Reasons to choose Wilson Browne
As figures just released by the Ministry of Justice show an increase in 2019 in contentious probate cases heard in the High Court of 47% on the previous year, the fact is this is just the tip of the iceberg given the number of claims that settle before a hearing.
Recent years have seen increasing house prices which have driven up personal wealth and family structures are ever-more complicated leading to ripe ground for a dispute following a death. This wealth also makes it far more worthwhile to incur the costs of contesting a Will.
The increase in deaths as a result of Covid-19 and a rise in “last minute” Wills (prepared under lockdown or in conditions of social distancing) is bound to further fuel these disputes – whether relating to the provision made in a Will or the validity of the document itself.
“We have seen a very significant rise in the number of people coming to us for help in the first 6 months of this year” confirms Partner Jennifer Laskey who heads the firm’s Contentious Trusts and Probate Team. “Co-habitees who face being made homeless when their partner dies intestate and challenges to the validity of a parent’s Will are the most common reason people seek our help”.
Wills may be challenged on a number of grounds including lack of capacity of the testator (the person making the Will) and lack of due execution (the Will not being properly signed or witnessed for example).
As families are forced apart during lockdown it may be that Wills are changed to provide for those who have been able to help during this difficult time – leaving family members out or reducing their previous share of an Estate. This may be perfectly understandable but there is also concern that some unscrupulous folk have used the pandemic to their advantage to encourage vulnerable testators to change their Wills.

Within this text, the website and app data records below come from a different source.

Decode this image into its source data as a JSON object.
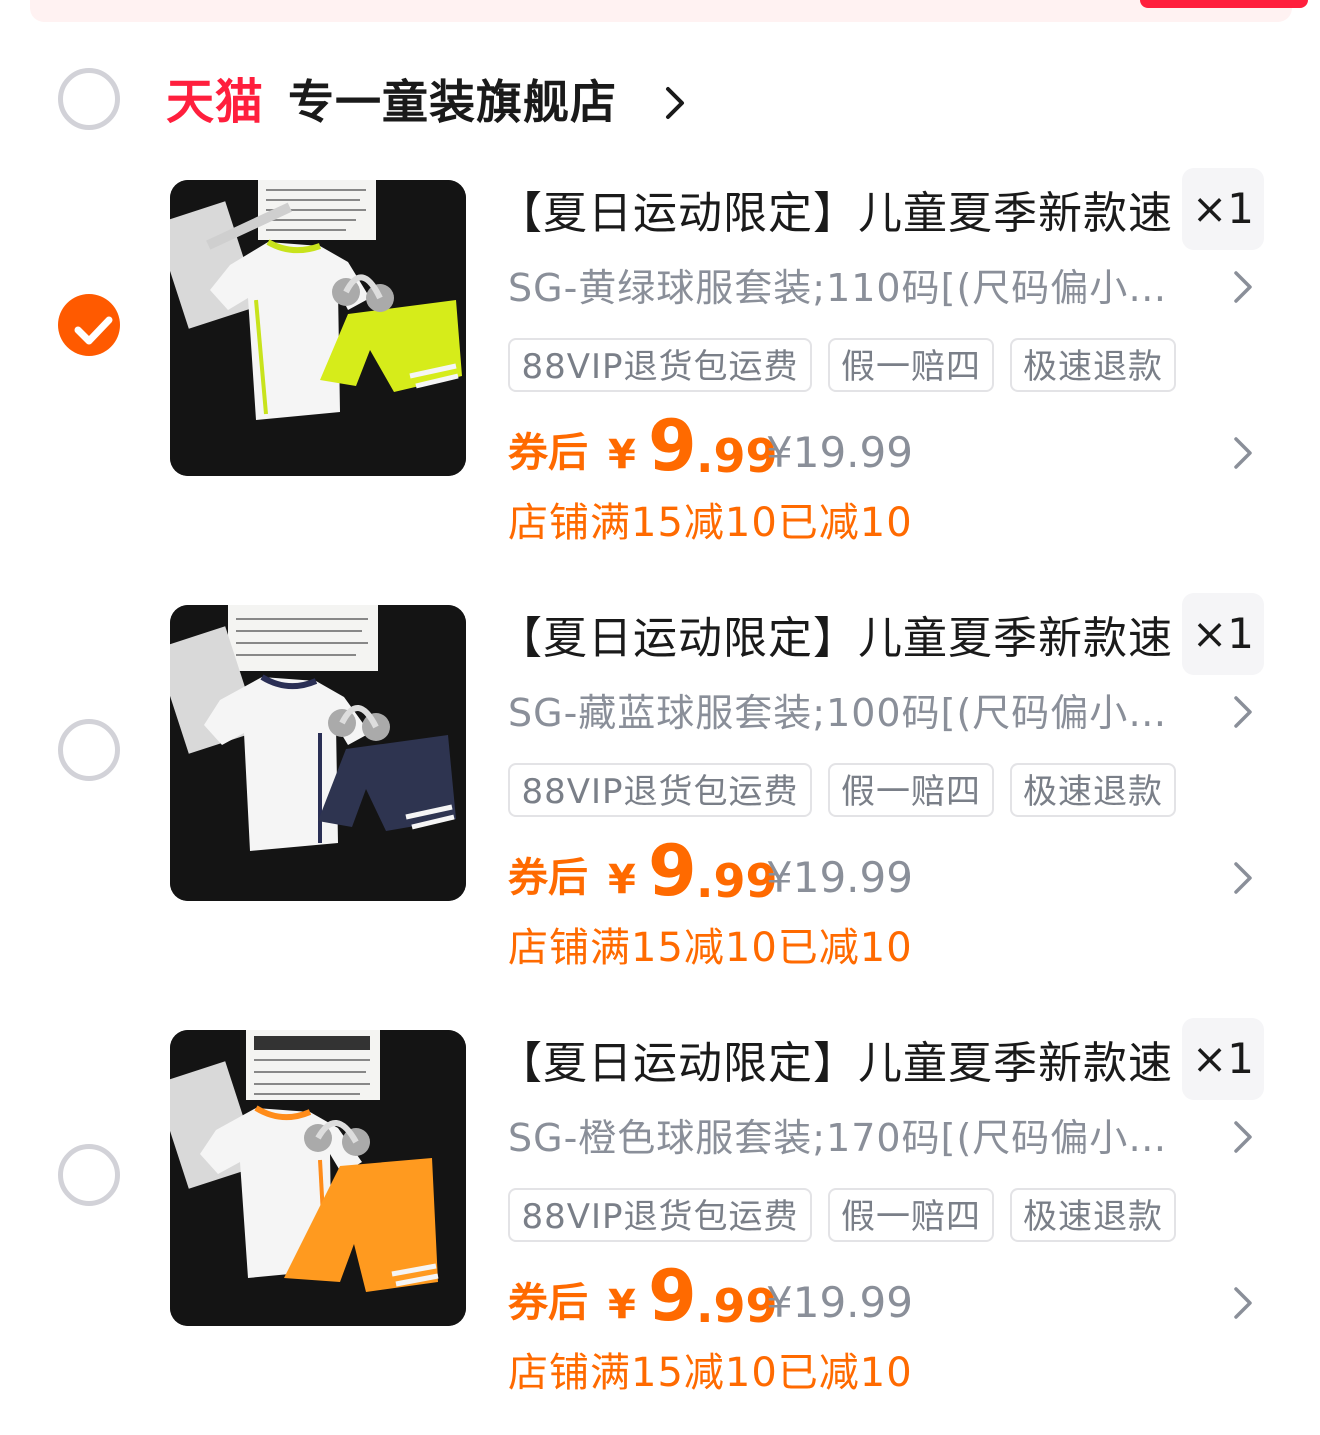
{
  "shop": {
    "logo_text": "天猫",
    "name": "专一童装旗舰店",
    "selected": false
  },
  "colors": {
    "accent": "#ff6a00",
    "tmall_red": "#ff1f3d",
    "checked": "#ff5a00",
    "muted": "#8a8f99"
  },
  "items": [
    {
      "title": "【夏日运动限定】儿童夏季新款速",
      "quantity": "×1",
      "sku": "SG-黄绿球服套装;110码[(尺码偏小…",
      "tags": [
        "88VIP退货包运费",
        "假一赔四",
        "极速退款"
      ],
      "coupon_label": "券后",
      "currency": "¥",
      "price_int": "9",
      "price_dec": ".99",
      "original_price": "¥19.99",
      "promo": "店铺满15减10已减10",
      "selected": true,
      "shorts_color": "#d6ec1a",
      "trim_color": "#c8e31c"
    },
    {
      "title": "【夏日运动限定】儿童夏季新款速",
      "quantity": "×1",
      "sku": "SG-藏蓝球服套装;100码[(尺码偏小…",
      "tags": [
        "88VIP退货包运费",
        "假一赔四",
        "极速退款"
      ],
      "coupon_label": "券后",
      "currency": "¥",
      "price_int": "9",
      "price_dec": ".99",
      "original_price": "¥19.99",
      "promo": "店铺满15减10已减10",
      "selected": false,
      "shorts_color": "#2e3450",
      "trim_color": "#2a2f55"
    },
    {
      "title": "【夏日运动限定】儿童夏季新款速",
      "quantity": "×1",
      "sku": "SG-橙色球服套装;170码[(尺码偏小…",
      "tags": [
        "88VIP退货包运费",
        "假一赔四",
        "极速退款"
      ],
      "coupon_label": "券后",
      "currency": "¥",
      "price_int": "9",
      "price_dec": ".99",
      "original_price": "¥19.99",
      "promo": "店铺满15减10已减10",
      "selected": false,
      "shorts_color": "#ff9a1f",
      "trim_color": "#ff8c1a"
    }
  ]
}
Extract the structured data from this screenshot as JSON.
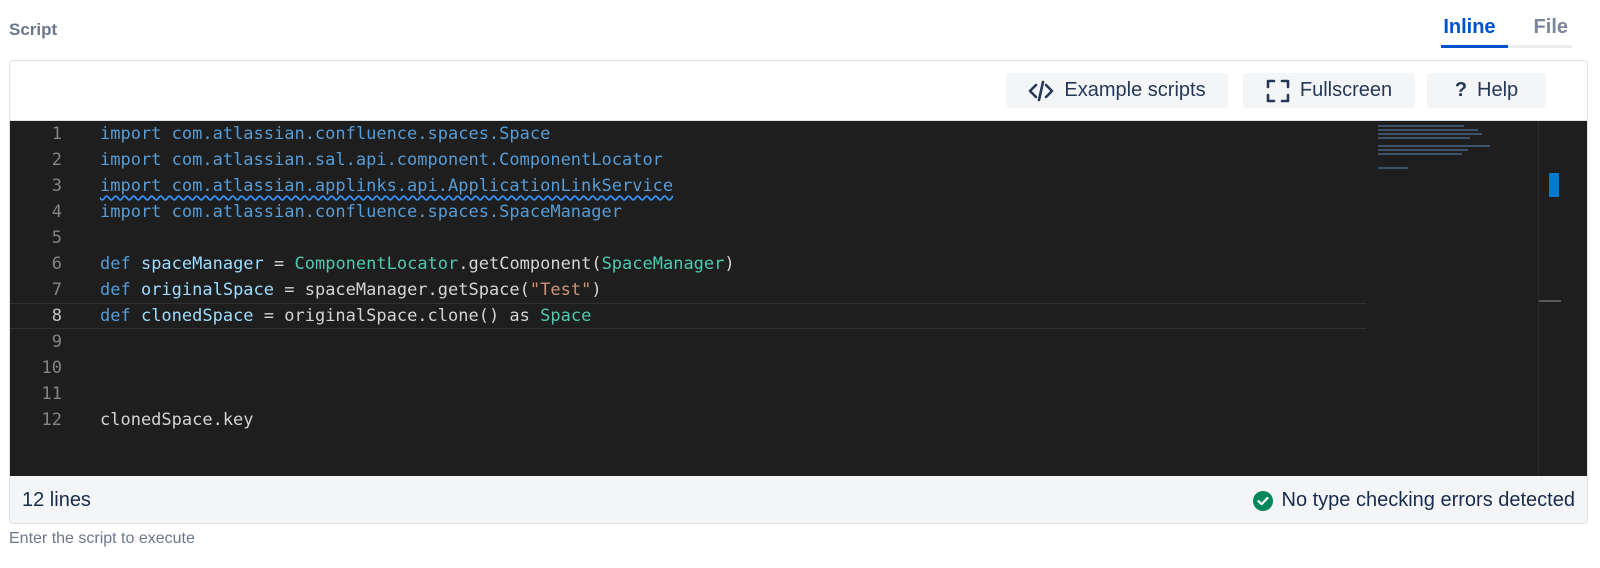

In some cases, there will be competing claims from a number of family members as death crystalises the quite tangled family arrangements some people – particularly those with second or third marriages or an unmarried partner – end up with.
“It is often only when someone dies that their partner learns that they will not be provided for from the Estate under a Will or that the intestacy rules do not apply to them” explains Jennifer. In the UK, those who are cohabiting do not enjoy the same rights to be considered under the statutory provisions for intestacy and an Estate will go to the children of the deceased. In a worst case scenario, an estranged spouse may inherit a significant portion of the Estate if a divorce has not been finalised, even if the marriage ended in practical terms decades before. A co-habitee will often have to bring a claim under the Inheritance (Provision for Family and Dependants) Act 1975.
Not all claims result in Court action. Properly made out claims can often be settled through negotiation or mediation and lockdown has resulted in a the development of online and virtual mediations which – going forward – may help to reduce the overall cost of the process as there is no need to travel or to arrange for the hire of rooms for this purpose.
Jennifer advises “This area of the law is a minefield and the best advice is to take proper advice as soon as you are worried that there might be a problem. Before someone dies their Will can be changed and steps can be taken to ensure the Will is made properly so that it can be relied upon. In some cases a Statutory Will can be written by the Court. If someone has passed away then early advice can prevent the issue of a Grant of Probate or Letters of Administration and help to work out whether a claim should be made”.